Donald Trump secured a landslide victory in the opening contest for the Republican presidential nomination in Iowa on Monday, reinforcing his determination to clinch the November election and revive his "America First" policy.
The former president won by a record margin for an Iowa caucus, receiving 51.1 percent of nearly all the votes counted, followed by Florida Gov. Ron DeSantis with 21.2 percent, while former U.N. Ambassador Nikki Haley garnered 19.1 percent, according to the Republican Party of the Midwest state.
Trump said his win by an overwhelming margin, was an "incredible experience."
"We're going to put America first. We're going to make America great again," Trump said in a victory speech in Des Moines to his campaign team and supporters. "The big night is going to be in November when we take back our country."
With the Iowa caucuses, the nomination process for the election formally began.

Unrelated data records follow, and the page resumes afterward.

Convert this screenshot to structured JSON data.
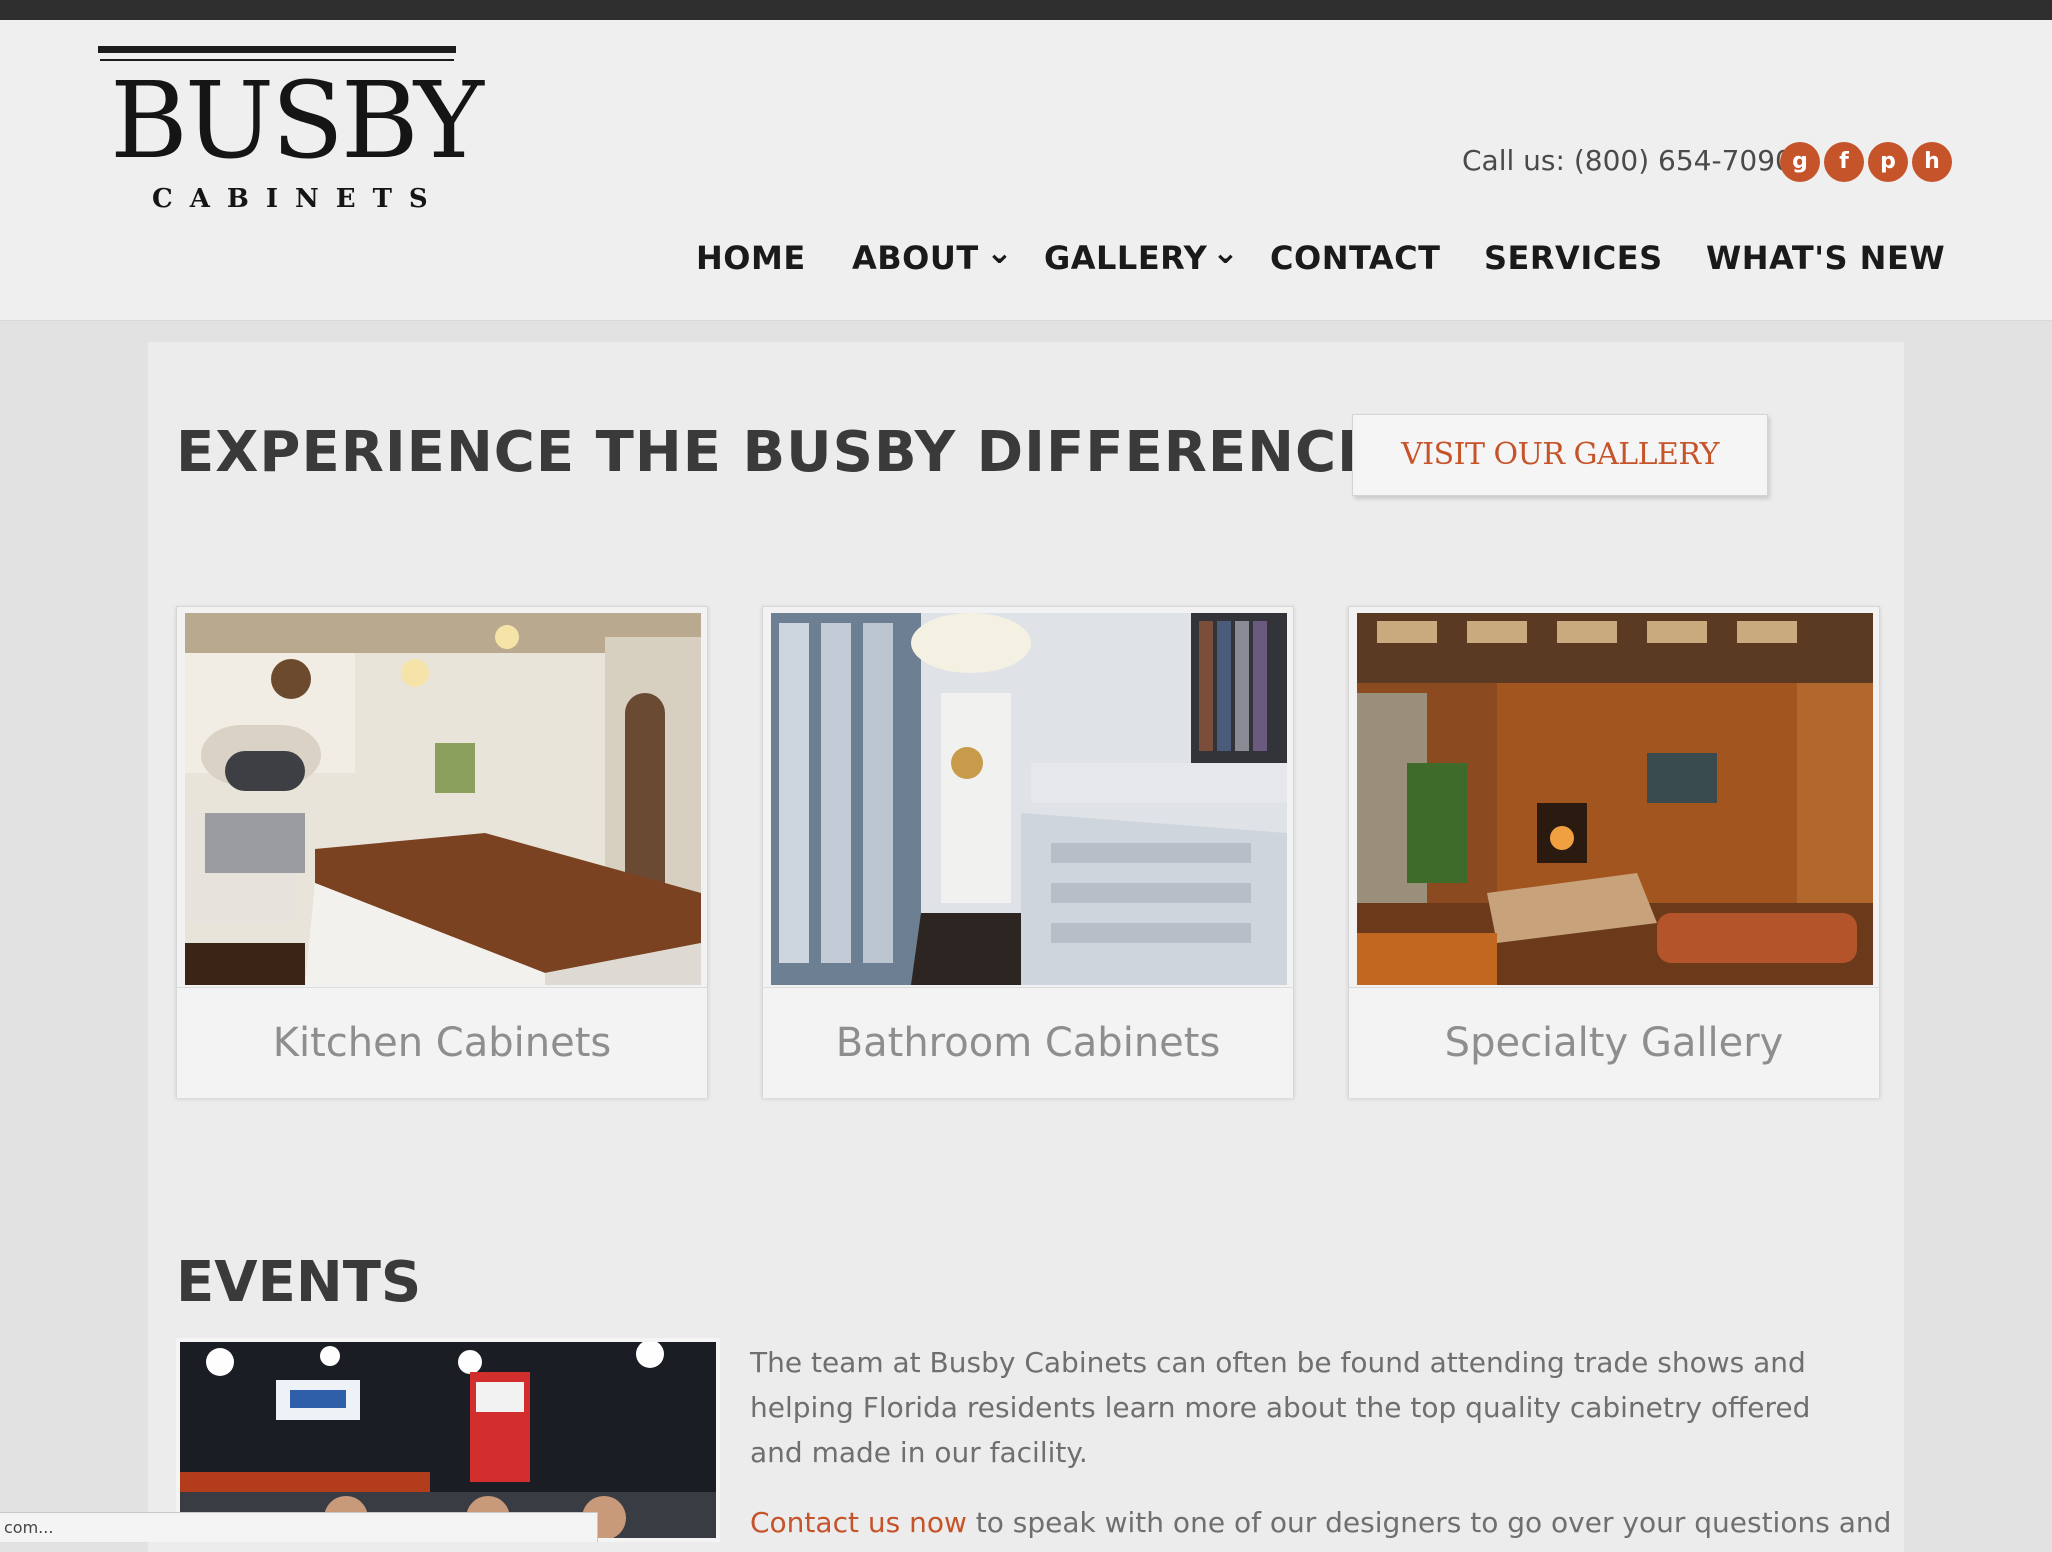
{
  "header": {
    "brand": "BUSBY",
    "brand_sub": "CABINETS",
    "phone": "Call us: (800) 654-7090",
    "social": [
      {
        "icon": "google-plus-icon",
        "glyph": "g"
      },
      {
        "icon": "facebook-icon",
        "glyph": "f"
      },
      {
        "icon": "pinterest-icon",
        "glyph": "p"
      },
      {
        "icon": "houzz-icon",
        "glyph": "h"
      }
    ],
    "nav": {
      "home": "HOME",
      "about": "ABOUT",
      "gallery": "GALLERY",
      "contact": "CONTACT",
      "services": "SERVICES",
      "whats_new": "WHAT'S NEW",
      "chevron": "⌄"
    }
  },
  "hero": {
    "headline": "EXPERIENCE THE BUSBY DIFFERENCE...",
    "gallery_button": "VISIT OUR GALLERY"
  },
  "cards": [
    {
      "caption": "Kitchen Cabinets"
    },
    {
      "caption": "Bathroom Cabinets"
    },
    {
      "caption": "Specialty Gallery"
    }
  ],
  "events": {
    "title": "EVENTS",
    "paragraph": "The team at Busby Cabinets can often be found attending trade shows and helping Florida residents learn more about the top quality cabinetry offered and made in our facility.",
    "contact_link": "Contact us now",
    "contact_rest": " to speak with one of our designers to go over your questions and"
  },
  "statusbar": {
    "text": "com..."
  },
  "colors": {
    "accent": "#c6542a",
    "heading": "#3a3a3a",
    "background": "#e2e2e2"
  }
}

All eyes are on whether any remaining challengers stand a chance against Trump in the months-long process.
Amid conditions that have seen blizzards and temperatures that dropped to about minus 30 C in recent days, Republicans in the rural state expressed their preferences at more than 1,600 sites, including school gyms and churches, across 99 counties.
The caucuses, held in the coldest weather since it was established as the first in the nation in the 1970s, come as the 77-year-old former president holds a lead of about 50 percentage points over his closest rivals in national polls.
Observers were keen to see whether Trump's huge polling lead would translate into votes and to what extent his top challengers could gain ground.
DeSantis, 45, whose campaign has struggled for months, and Haley, 51, whose momentum has been growing in recent weeks, were neck-and-neck for second place, vying to win the hearts of uncommitted Republicans.
"Because of your support, in spite of all of that they threw at us, everyone against us, we've got our ticket punched out of Iowa," DeSantis said late Monday night.
Haley also told a crowd of supporters that she will keep fighting for the nomination, asking them, "Do you want more of the same, or do you want a new generation of conservative leadership?"
Entrepreneur Vivek Ramaswamy, 38, who was a distant fourth, decided to pull out of the presidential race after the result and went on to endorse Trump.
Former Arkansas Gov. Asa Hutchinson, 73, also withdrew from the race after he received only 0.2 percent of the votes in the caucuses.
Photo taken on Jan. 15, 2024, in Des Moines, Iowa, shows a signboard appealing for voters to support former U.S. President Donald Trump as the nomination process for the presidential election in November formally begins the same day, with Republicans in the Midwest rural state expressing their preferences at precinct meetings. (Kyodo) ==Kyodo
Despite facing 91 criminal charges in four separate cases, Trump has retained a committed following. According to polls, he also leads President Joe Biden in some key battleground states, raising doubts about whether the Democratic incumbent can secure a second term.
Biden entered 2024 -- a year that will chart the direction of the United States and most likely the world in the near future -- with persistently low approval ratings.
The Iowa Republican presidential caucuses awarded 40 delegates to the party's national convention. The first nominating contest, followed by New Hampshire on Jan. 23, represents only a very small number of the total 2,429 Republican delegates up for grabs, yet it has long exerted a major influence on subsequent primary and caucus results.
History has shown that the eventual nominee almost always wins Iowa or New Hampshire or at least beats expectations in one of the two states.
The two main parties nominate a presidential candidate through a string of state primaries and caucuses held until their respective conventions in the summer.
Yet the Republican Party's choice may become apparent with the results of "Super Tuesday" on March 5, when more than a dozen states will hold primary contests.
Unlike primaries, which are akin to ordinary elections, caucuses require voters to gather at a specific time to discuss their preferences publicly.
In a change from past practices, the Democratic National Committee has made South Carolina its first nominating contest on Feb. 3, followed by Nevada on Feb. 6.
The move followed Biden's request that his party's nomination calendar prioritize states that are more racially diverse than Iowa and New Hampshire, whose populations are each about 90 percent non-Hispanic whites.
Iowa is notably less urban than the rest of the United States. Des Moines, the state's capital, has a population of just over 200,000.